The goal of the forum: to develop a comprehensive plan for the school to enhance safety and eliminate or reduce some factors that lead to violence. Board member Tyrone Winfrey, who had been planning a forum at the troubled school before the shooting, said it needs more extra-curricular activities, mentoring, and other opportunities. “Let’s take back Henry Ford High School,” Winfrey said. “Let’s take back our Detroit Public Schools.”
Detroit Public Schools released a new security plan for Henry Ford following the shooting that doubled security and incorporated other measures. The shooting death of Christopher Walker, 16, followed a troubled week at the school. Students reportedly have been beaten up in front of teachers and several fires were set in the building. A football game against Renaissance High School had to be moved for fear of violence.
Officials have attributed the problems in the 1,300-student school to gang activity, in part resulting from the influx of Redford High students into Henry Ford after Redford’s building was closed. Last week, about 100 students walked out of Henry Ford, with some saying they still felt unsafe, while others said security has been overly harsh for minor misbehavior.
Carl Taylor, a professor in the Department of Sociology at Michigan State University and an expert on gang behavior and violence, said students have to change their behavior and self-police, and parents have to be responsible for their children. “The problem is not the school. The problem is not guns,” he said. “The problem is the mind-set. It’s an evil mind-set.”
But Taylor echoed concerns of Winfrey and others who said students lack resources to be productive. Winfrey said students need more extra-curricular activities, such as a school band, so they are more invested in school and have positive outlets.
Wayne County Commissioner Keith Williams, a panelist, said the problems in schools stem from the community, necessitating a coordinated effort by law enforcement agencies and others. “Let’s go into the neighborhoods and talk to these thugs, because the thugs are bringing the problems into our schools,” he said.

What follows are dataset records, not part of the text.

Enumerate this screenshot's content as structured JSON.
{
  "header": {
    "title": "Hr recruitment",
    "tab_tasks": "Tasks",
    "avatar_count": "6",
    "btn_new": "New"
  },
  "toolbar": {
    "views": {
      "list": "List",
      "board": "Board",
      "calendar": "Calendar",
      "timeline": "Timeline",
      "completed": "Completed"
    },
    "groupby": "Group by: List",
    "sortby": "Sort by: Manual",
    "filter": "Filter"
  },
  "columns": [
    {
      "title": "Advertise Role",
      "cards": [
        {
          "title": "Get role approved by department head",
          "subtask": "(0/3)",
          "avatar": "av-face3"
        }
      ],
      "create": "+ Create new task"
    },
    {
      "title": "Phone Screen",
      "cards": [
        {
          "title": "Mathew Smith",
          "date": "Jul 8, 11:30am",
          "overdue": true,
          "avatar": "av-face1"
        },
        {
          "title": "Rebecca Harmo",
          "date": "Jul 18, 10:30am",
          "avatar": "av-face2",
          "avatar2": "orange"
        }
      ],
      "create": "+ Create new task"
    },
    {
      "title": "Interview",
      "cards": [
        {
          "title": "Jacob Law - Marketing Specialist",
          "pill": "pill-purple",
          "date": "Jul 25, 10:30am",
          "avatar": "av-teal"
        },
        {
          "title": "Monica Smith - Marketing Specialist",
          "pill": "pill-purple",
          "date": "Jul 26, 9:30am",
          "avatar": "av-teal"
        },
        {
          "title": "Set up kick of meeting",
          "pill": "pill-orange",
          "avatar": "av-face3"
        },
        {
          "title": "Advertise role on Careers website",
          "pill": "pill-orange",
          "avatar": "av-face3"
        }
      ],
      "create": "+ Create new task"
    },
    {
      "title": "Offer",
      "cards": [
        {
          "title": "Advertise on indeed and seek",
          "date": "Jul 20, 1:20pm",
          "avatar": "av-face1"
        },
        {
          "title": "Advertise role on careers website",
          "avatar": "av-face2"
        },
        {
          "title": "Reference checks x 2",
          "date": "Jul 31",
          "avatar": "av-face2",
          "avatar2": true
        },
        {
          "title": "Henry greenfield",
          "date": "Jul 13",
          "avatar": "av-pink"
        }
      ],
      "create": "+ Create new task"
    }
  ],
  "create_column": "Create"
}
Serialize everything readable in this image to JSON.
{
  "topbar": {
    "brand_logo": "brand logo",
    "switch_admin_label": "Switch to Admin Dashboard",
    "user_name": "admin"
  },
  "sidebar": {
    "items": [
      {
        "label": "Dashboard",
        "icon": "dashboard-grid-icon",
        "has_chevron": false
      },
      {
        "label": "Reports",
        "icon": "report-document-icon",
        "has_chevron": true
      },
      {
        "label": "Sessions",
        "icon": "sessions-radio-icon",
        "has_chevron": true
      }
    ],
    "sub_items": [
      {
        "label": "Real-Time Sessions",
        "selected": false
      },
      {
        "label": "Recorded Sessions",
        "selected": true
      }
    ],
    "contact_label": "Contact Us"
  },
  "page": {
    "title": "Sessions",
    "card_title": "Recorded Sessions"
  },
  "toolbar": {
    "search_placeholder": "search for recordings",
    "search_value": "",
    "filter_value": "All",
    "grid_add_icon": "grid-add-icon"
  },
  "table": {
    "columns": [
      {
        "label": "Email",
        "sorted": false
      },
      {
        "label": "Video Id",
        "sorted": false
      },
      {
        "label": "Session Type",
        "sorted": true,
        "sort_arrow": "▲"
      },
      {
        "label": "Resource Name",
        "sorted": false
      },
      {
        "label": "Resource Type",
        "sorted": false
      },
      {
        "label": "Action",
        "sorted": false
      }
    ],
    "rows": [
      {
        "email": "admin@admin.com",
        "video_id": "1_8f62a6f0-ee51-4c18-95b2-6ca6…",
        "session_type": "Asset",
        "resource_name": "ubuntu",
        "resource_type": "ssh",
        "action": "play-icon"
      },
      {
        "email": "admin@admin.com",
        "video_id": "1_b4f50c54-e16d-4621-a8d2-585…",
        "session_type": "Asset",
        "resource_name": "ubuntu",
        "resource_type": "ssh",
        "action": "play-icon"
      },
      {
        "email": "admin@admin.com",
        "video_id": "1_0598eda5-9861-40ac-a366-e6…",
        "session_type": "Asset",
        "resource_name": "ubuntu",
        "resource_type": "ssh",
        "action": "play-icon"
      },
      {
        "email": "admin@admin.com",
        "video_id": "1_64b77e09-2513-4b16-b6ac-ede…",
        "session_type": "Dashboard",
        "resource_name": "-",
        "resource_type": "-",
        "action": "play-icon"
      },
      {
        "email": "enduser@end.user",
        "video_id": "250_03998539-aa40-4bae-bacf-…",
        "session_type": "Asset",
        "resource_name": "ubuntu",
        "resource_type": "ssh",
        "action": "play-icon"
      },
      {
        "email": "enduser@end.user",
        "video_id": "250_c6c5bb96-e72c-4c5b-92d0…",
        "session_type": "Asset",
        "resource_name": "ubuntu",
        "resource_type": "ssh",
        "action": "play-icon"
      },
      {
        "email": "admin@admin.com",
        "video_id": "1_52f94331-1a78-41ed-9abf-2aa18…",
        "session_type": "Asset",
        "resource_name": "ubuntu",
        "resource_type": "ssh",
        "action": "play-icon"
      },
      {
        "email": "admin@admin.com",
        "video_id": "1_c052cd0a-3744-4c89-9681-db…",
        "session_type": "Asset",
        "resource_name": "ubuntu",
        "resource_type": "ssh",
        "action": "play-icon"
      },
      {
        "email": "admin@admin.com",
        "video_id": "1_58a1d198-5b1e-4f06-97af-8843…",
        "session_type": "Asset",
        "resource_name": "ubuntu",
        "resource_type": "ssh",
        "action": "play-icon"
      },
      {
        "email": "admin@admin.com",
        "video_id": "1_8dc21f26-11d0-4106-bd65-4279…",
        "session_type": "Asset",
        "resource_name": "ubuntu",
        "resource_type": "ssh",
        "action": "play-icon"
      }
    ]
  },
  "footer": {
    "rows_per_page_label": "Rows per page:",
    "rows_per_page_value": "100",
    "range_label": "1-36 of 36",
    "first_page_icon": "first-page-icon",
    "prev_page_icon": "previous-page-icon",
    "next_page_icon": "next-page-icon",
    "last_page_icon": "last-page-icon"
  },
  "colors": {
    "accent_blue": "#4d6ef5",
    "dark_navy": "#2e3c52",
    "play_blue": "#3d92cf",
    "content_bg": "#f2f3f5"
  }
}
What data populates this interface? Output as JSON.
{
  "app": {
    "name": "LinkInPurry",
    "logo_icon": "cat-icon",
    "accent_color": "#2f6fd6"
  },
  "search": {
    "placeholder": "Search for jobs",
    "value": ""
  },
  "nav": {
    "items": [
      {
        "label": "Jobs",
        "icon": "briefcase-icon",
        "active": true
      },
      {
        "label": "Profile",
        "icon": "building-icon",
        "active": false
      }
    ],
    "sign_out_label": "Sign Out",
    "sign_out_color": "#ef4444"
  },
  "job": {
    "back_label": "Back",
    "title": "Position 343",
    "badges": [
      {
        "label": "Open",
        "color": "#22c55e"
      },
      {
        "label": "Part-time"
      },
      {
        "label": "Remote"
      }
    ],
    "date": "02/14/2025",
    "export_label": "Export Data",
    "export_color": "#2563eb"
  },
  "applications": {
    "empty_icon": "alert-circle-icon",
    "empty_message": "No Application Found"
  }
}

Council President Monica Conyers said parents have to demand a better education for their children from state and U.S. lawmakers, including her husband, U.S. Rep. John Conyers.